Type of publication:
Poster presentation

Author(s):
Dr S Khanduri Consultant Clinical Oncologist and Sr H Moore Trust Lead Research Nurse

Citation:
Poster presented at the National Clinical Research Institute Cancer Conference, November 2015

Abstract:
The National Institute for Health research has been advised of the need to see sustained improvement in the performance of NHS providers in initiating and delivering clinical research. At Shrewsbury and  Telford NHS Trust a dedicated trials team have supported the breast oncology service to improve trials recruitment.

Over a 6 year period 1373 patients were identified as potentially eligible for opportunity to enter clinical trials and 39.8% accepted, 25.8% declined, 5 % were subsequently ineligible. A comprehensive  screening program with a dedicated clinical trials team to support patients with information can  enhance clinical trial recruitment and improve patient care. We support this as a model for care.

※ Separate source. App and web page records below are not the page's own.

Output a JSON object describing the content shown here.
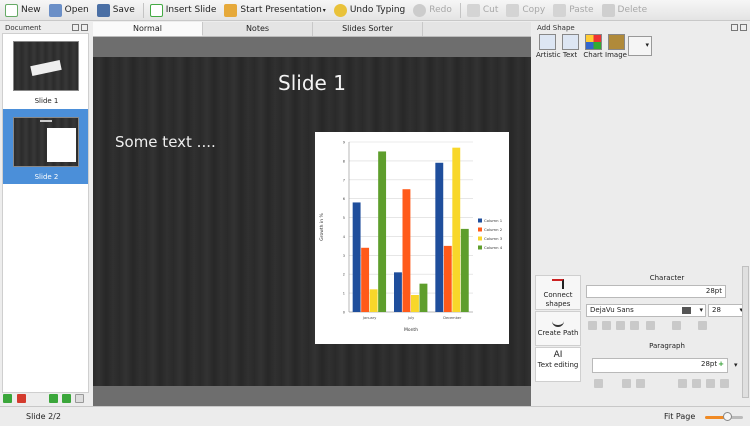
{
  "toolbar": {
    "items": [
      {
        "label": "New",
        "icon": "new-document-icon",
        "enabled": true
      },
      {
        "label": "Open",
        "icon": "open-folder-icon",
        "enabled": true
      },
      {
        "label": "Save",
        "icon": "save-icon",
        "enabled": true
      },
      {
        "label": "Insert Slide",
        "icon": "insert-slide-icon",
        "enabled": true
      },
      {
        "label": "Start Presentation",
        "icon": "start-presentation-icon",
        "enabled": true
      },
      {
        "label": "Undo Typing",
        "icon": "undo-icon",
        "enabled": true
      },
      {
        "label": "Redo",
        "icon": "redo-icon",
        "enabled": false
      },
      {
        "label": "Cut",
        "icon": "cut-icon",
        "enabled": false
      },
      {
        "label": "Copy",
        "icon": "copy-icon",
        "enabled": false
      },
      {
        "label": "Paste",
        "icon": "paste-icon",
        "enabled": false
      },
      {
        "label": "Delete",
        "icon": "delete-icon",
        "enabled": false
      }
    ]
  },
  "document_panel": {
    "title": "Document",
    "slides": [
      {
        "label": "Slide 1"
      },
      {
        "label": "Slide 2",
        "selected": true
      }
    ]
  },
  "tabs": [
    {
      "label": "Normal",
      "active": true
    },
    {
      "label": "Notes"
    },
    {
      "label": "Slides Sorter"
    }
  ],
  "slide": {
    "title": "Slide 1",
    "text": "Some text ...."
  },
  "add_shape": {
    "title": "Add Shape",
    "items": [
      "Artistic",
      "Text",
      "Chart",
      "Image"
    ]
  },
  "tools": [
    "Connect shapes",
    "Create Path",
    "Text editing"
  ],
  "character": {
    "title": "Character",
    "size_field": "28pt",
    "font_family": "DejaVu Sans",
    "font_size": "28"
  },
  "paragraph": {
    "title": "Paragraph",
    "size_field": "28pt"
  },
  "status": {
    "slide": "Slide 2/2",
    "zoom": "Fit Page"
  },
  "colors": {
    "series": [
      "#1f4e9c",
      "#ff5a1a",
      "#f8d72a",
      "#5e9e2c"
    ],
    "selection": "#4b8fd9"
  },
  "chart_data": {
    "type": "bar",
    "categories": [
      "January",
      "July",
      "December"
    ],
    "series": [
      {
        "name": "Column 1",
        "values": [
          5.8,
          2.1,
          7.9
        ]
      },
      {
        "name": "Column 2",
        "values": [
          3.4,
          6.5,
          3.5
        ]
      },
      {
        "name": "Column 3",
        "values": [
          1.2,
          0.9,
          8.7
        ]
      },
      {
        "name": "Column 4",
        "values": [
          8.5,
          1.5,
          4.4
        ]
      }
    ],
    "xlabel": "Month",
    "ylabel": "Growth in %",
    "ylim": [
      0,
      9
    ],
    "yticks": [
      "0",
      "1",
      "2",
      "3",
      "4",
      "5",
      "6",
      "7",
      "8",
      "9"
    ],
    "legend": "right",
    "grid": true
  }
}
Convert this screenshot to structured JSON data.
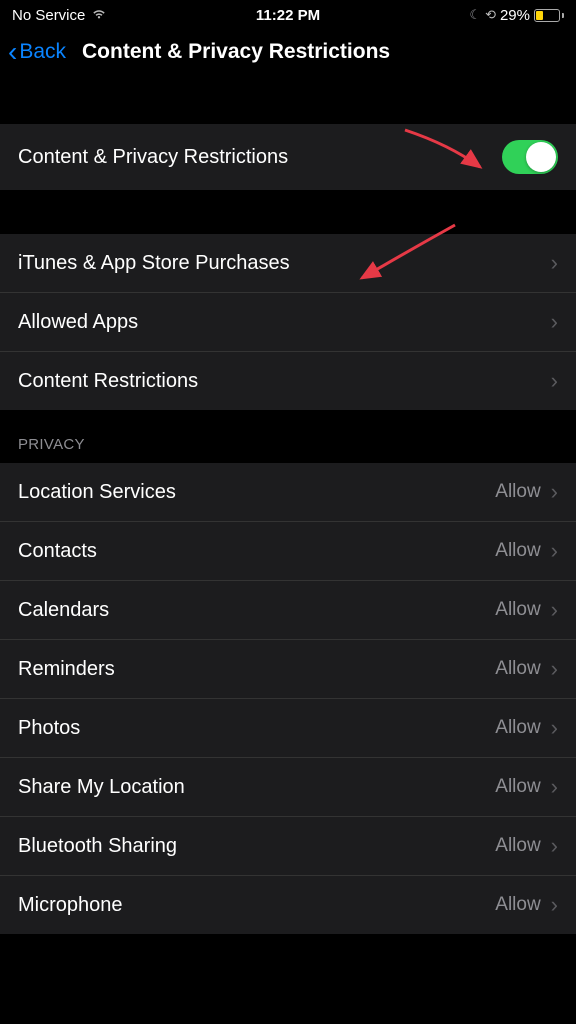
{
  "status": {
    "carrier": "No Service",
    "time": "11:22 PM",
    "battery_pct": "29%"
  },
  "nav": {
    "back_label": "Back",
    "title": "Content & Privacy Restrictions"
  },
  "main_toggle": {
    "label": "Content & Privacy Restrictions",
    "on": true
  },
  "purchase_rows": {
    "itunes": "iTunes & App Store Purchases",
    "allowed": "Allowed Apps",
    "content": "Content Restrictions"
  },
  "privacy_header": "Privacy",
  "privacy_rows": [
    {
      "label": "Location Services",
      "value": "Allow"
    },
    {
      "label": "Contacts",
      "value": "Allow"
    },
    {
      "label": "Calendars",
      "value": "Allow"
    },
    {
      "label": "Reminders",
      "value": "Allow"
    },
    {
      "label": "Photos",
      "value": "Allow"
    },
    {
      "label": "Share My Location",
      "value": "Allow"
    },
    {
      "label": "Bluetooth Sharing",
      "value": "Allow"
    },
    {
      "label": "Microphone",
      "value": "Allow"
    }
  ]
}
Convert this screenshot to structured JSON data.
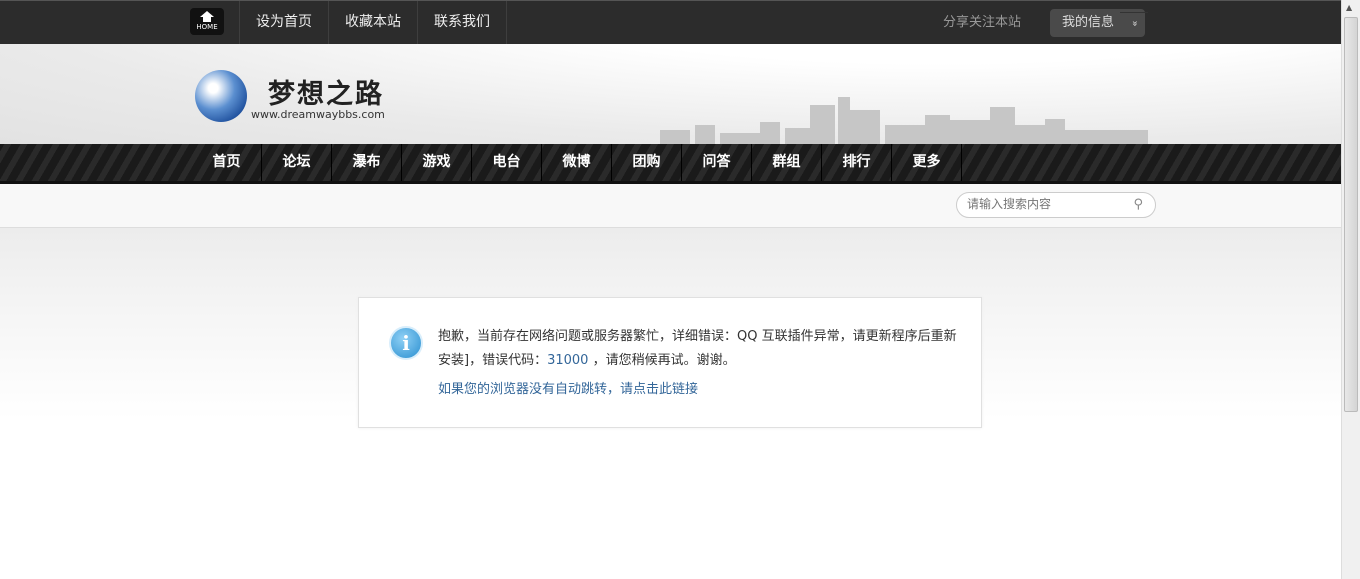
{
  "topbar": {
    "home_label": "HOME",
    "links": [
      "设为首页",
      "收藏本站",
      "联系我们"
    ],
    "share": "分享关注本站",
    "myinfo": "我的信息",
    "myinfo_arrow": "»"
  },
  "header": {
    "logo_text": "梦想之路",
    "logo_url": "www.dreamwaybbs.com"
  },
  "nav": [
    "首页",
    "论坛",
    "瀑布",
    "游戏",
    "电台",
    "微博",
    "团购",
    "问答",
    "群组",
    "排行",
    "更多"
  ],
  "search": {
    "placeholder": "请输入搜索内容",
    "icon": "search-icon"
  },
  "message": {
    "icon": "info-icon",
    "text_before": "抱歉，当前存在网络问题或服务器繁忙，详细错误：QQ 互联插件异常，请更新程序后重新安装]，错误代码：",
    "code": "31000",
    "text_after": " ，请您稍候再试。谢谢。",
    "link": "如果您的浏览器没有自动跳转，请点击此链接"
  }
}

Link to more details or full-text: Available by e-mail from the author